How terrifying is it as a strip tease artist when you get stuck in that dress or that corset and you are running out of bars til that final reveal? We have all been there. Running to the side of the stage to get the help of a kitten to release us from that prison. Or the time when that bra kept coming undone before it was supposed to come off. Those are the lowlights of our worst shows.
Some of those costume malfunctions are avoidable.
Here are my top 7 least favorite malfunctions and what I do about them:
7 Popping Pasties
6 Poorly designed releases
5 Too close for comfort
4 Tights coming out
3 Losing wigs
2 Failing head pieces
I have never popped a pastie in the last four years of performing burlesque. Well…more like my pastie didn’t come off because of lack of adhesive, it came off because my swivel loop caught on my tights as I high kicked and ripped that baby right off!! Luckily it was my last kick after my act was done and I was walking offstage and the lights were dimming. That’s why I don’t count it as popping a pastie.
If you want to learn how I tape my pasties to avoid the undesirable POP! Read here.
Poorly Designed Releases
Whether your costume piece comes off too soon or you can’t get out of it in time, some of those malfunctions can be avoided with properly designed releases. My favorite way to get out of costumes are hooks and snap tape. They take more time to install than zippers, but they are easier to release when your adrenaline is peaking onstage.

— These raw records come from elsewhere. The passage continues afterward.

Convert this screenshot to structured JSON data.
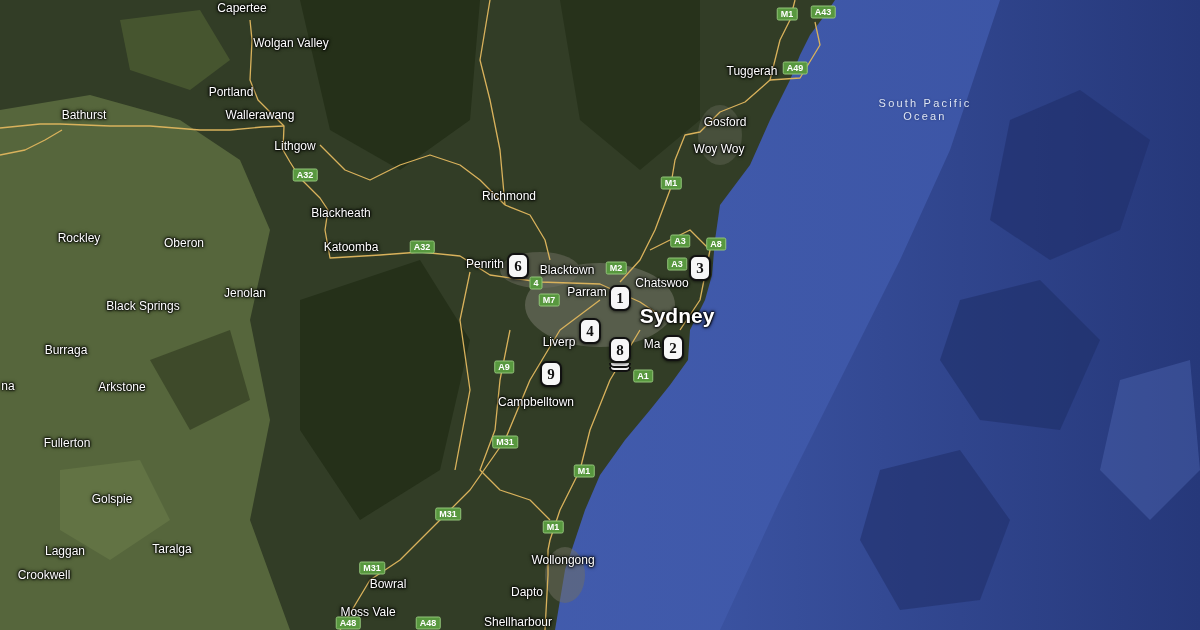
{
  "map": {
    "places": [
      {
        "name": "Capertee",
        "kind": "town"
      },
      {
        "name": "Wolgan Valley",
        "kind": "town"
      },
      {
        "name": "Tuggerah",
        "kind": "town"
      },
      {
        "name": "Portland",
        "kind": "town"
      },
      {
        "name": "Bathurst",
        "kind": "town"
      },
      {
        "name": "Wallerawang",
        "kind": "town"
      },
      {
        "name": "Gosford",
        "kind": "town"
      },
      {
        "name": "South Pacific Ocean",
        "kind": "ocean"
      },
      {
        "name": "Lithgow",
        "kind": "town"
      },
      {
        "name": "Woy Woy",
        "kind": "town"
      },
      {
        "name": "Richmond",
        "kind": "town"
      },
      {
        "name": "Blackheath",
        "kind": "town"
      },
      {
        "name": "Rockley",
        "kind": "town"
      },
      {
        "name": "Oberon",
        "kind": "town"
      },
      {
        "name": "Katoomba",
        "kind": "town"
      },
      {
        "name": "Penrith",
        "kind": "town"
      },
      {
        "name": "Blacktown",
        "kind": "town"
      },
      {
        "name": "Chatswoo",
        "kind": "town"
      },
      {
        "name": "Parram",
        "kind": "town"
      },
      {
        "name": "Jenolan",
        "kind": "town"
      },
      {
        "name": "Black Springs",
        "kind": "town"
      },
      {
        "name": "Sydney",
        "kind": "city"
      },
      {
        "name": "Liverp",
        "kind": "town"
      },
      {
        "name": "Ma",
        "kind": "town"
      },
      {
        "name": "Burraga",
        "kind": "town"
      },
      {
        "name": "na",
        "kind": "town"
      },
      {
        "name": "Arkstone",
        "kind": "town"
      },
      {
        "name": "Campbelltown",
        "kind": "town"
      },
      {
        "name": "Fullerton",
        "kind": "town"
      },
      {
        "name": "Golspie",
        "kind": "town"
      },
      {
        "name": "Taralga",
        "kind": "town"
      },
      {
        "name": "Laggan",
        "kind": "town"
      },
      {
        "name": "Wollongong",
        "kind": "town"
      },
      {
        "name": "Crookwell",
        "kind": "town"
      },
      {
        "name": "Bowral",
        "kind": "town"
      },
      {
        "name": "Dapto",
        "kind": "town"
      },
      {
        "name": "Moss Vale",
        "kind": "town"
      },
      {
        "name": "Shellharbour",
        "kind": "town"
      }
    ],
    "route_shields": [
      "M1",
      "A43",
      "A49",
      "A32",
      "M1",
      "A3",
      "A32",
      "A8",
      "A3",
      "M2",
      "4",
      "M7",
      "A9",
      "A1",
      "M31",
      "M1",
      "M31",
      "M1",
      "M31",
      "A48",
      "A48"
    ],
    "markers": [
      {
        "label": "6",
        "stacked": false
      },
      {
        "label": "3",
        "stacked": false
      },
      {
        "label": "1",
        "stacked": false
      },
      {
        "label": "4",
        "stacked": false
      },
      {
        "label": "2",
        "stacked": false
      },
      {
        "label": "8",
        "stacked": true
      },
      {
        "label": "9",
        "stacked": false
      }
    ]
  }
}
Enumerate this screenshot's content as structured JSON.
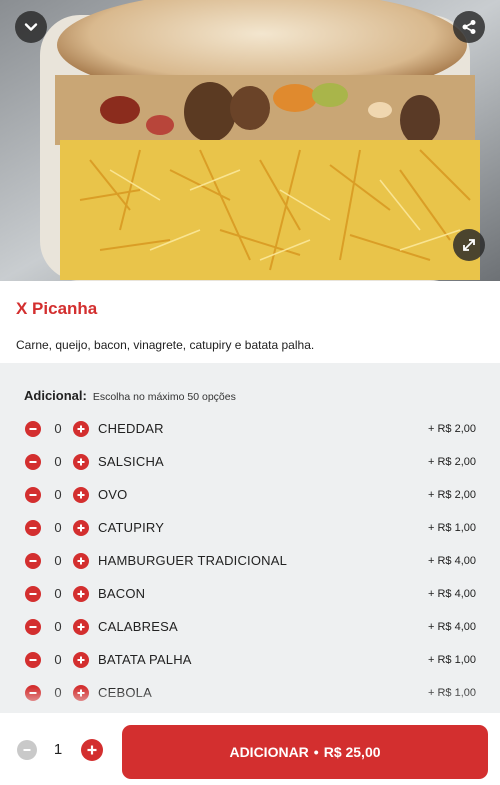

Another way to avoid release mishaps is to rehearse in costume. I know it’s a huge pain to keep taking it off to redo all the fasteners and then take it off again, but rehearsing and getting a feel for the chosen releases can do wonders for your confidence onstage. That’s what you want right? A confident performance?
Too close for comfort
I was gifted a pair of trunks to wear under my ballet tutus when I was a young girl. I didn’t understand why until I got into a professional company. They protect your costumes from you and the need to wash them all the time. Personal g strings work the same way.
When I arrived at Jubilee, I had to be schooled. I had no idea what the use of a cloth triangle with an elastic band was for. But they required that I buy some and wear them under my fishnets.
I was thankful for them. They protected my lady parts from the rigors of wearing fishnets for 5-6 hours a day. They also helped keep my costumes clean. (I miss having a dresser to maintain my costumes…)
As a burlesquer, my movements are more open to the audience (i.e. wide leg forward fold facing away from the audience without pants on anyone?) So I prefer to wear a personal g under all my costumes. It keeps the maintenance time spent down on cleaning and allows for a bit more modesty, which I happen to need.
Don’t let a panty slip prevent you from getting booked again. Slap on an extra pair of panties and protect yourself and your costumes.
Tights coming out
One of the things I see the most often at burlesque shows is women’s tights hanging out of the tops of their panties. It was absolutely unprofessional to let your tights hang out at Jubilee—like allowing the audience a peek up your skirt. I’m sure that before my time the dancers were fined if it happened.
It is easily avoidable. All it takes is a sewing needle and a few medium sized hooks to sew into the inside of the panties to “catch” the panties from leaking out at the top. It looks more professional and adds value to you as a performer.
Ever lost a wig onstage? It’s embarrassing and destroys the façade of the illusion you created in the first place. Luckily, it can be avoided—even with a pixie haircut underneath.
I like to sew a hair comb into every single one of my wigs and falls. That’s the trick. Super easy and you’ll never have a fail. You can pin your wig or fall in on the bottom to leverage and you’re golden.
Failing head pieces
This is another one of those avoidable issues. It can be distracting to you and your performance if you haven’t secured your head piece or fancy fascinator to your head. I’ve seen MANY performers lose something or rip it out during their act because it was malfunctioning.
My favorite ways to combat that are to sew combs and/or horsehair to pin into when securing it to my head. And if you need it to come off during your act? Plan for it and rehearse for that. That’s what a dress rehearsal is about. Getting all the bugs out—hair, makeup and all.
And now, my number one least favorite malfunction?
I hate them with a passion. They are my arch nemesis and anytime I employ them onstage or in real life, they fail me.
There really isn’t much recourse to prepare for a failed zipper. Except to NOT use them. But sometimes you must. Prepare to take that dress or skirt in many times to have the zipper replaced. It’s just the nature of the beast.
One thing that can help is to “soap the zipper.” It is a method of lubricating it so that it opens and closes more smoothly.
A lot of costume malfunctions you experience can be avoided by simply rehearsing over and over. As well as maintaining your costumes in good working order and making them or paying someone to make them to last for the long haul. Getting in and out of costumes can wear on even the best made costumes. You just have to prepare for it and improvise if and when it fails you.
I hope these tips help! If you want to learn more about maintenance and constructing costumes for sustainability, join me in my Showgirl Shortcuts Series beginning April 7!
Tell me about your worst malfunctions and how/what you changed to avoid it from happening again.
Athena, aka Gazella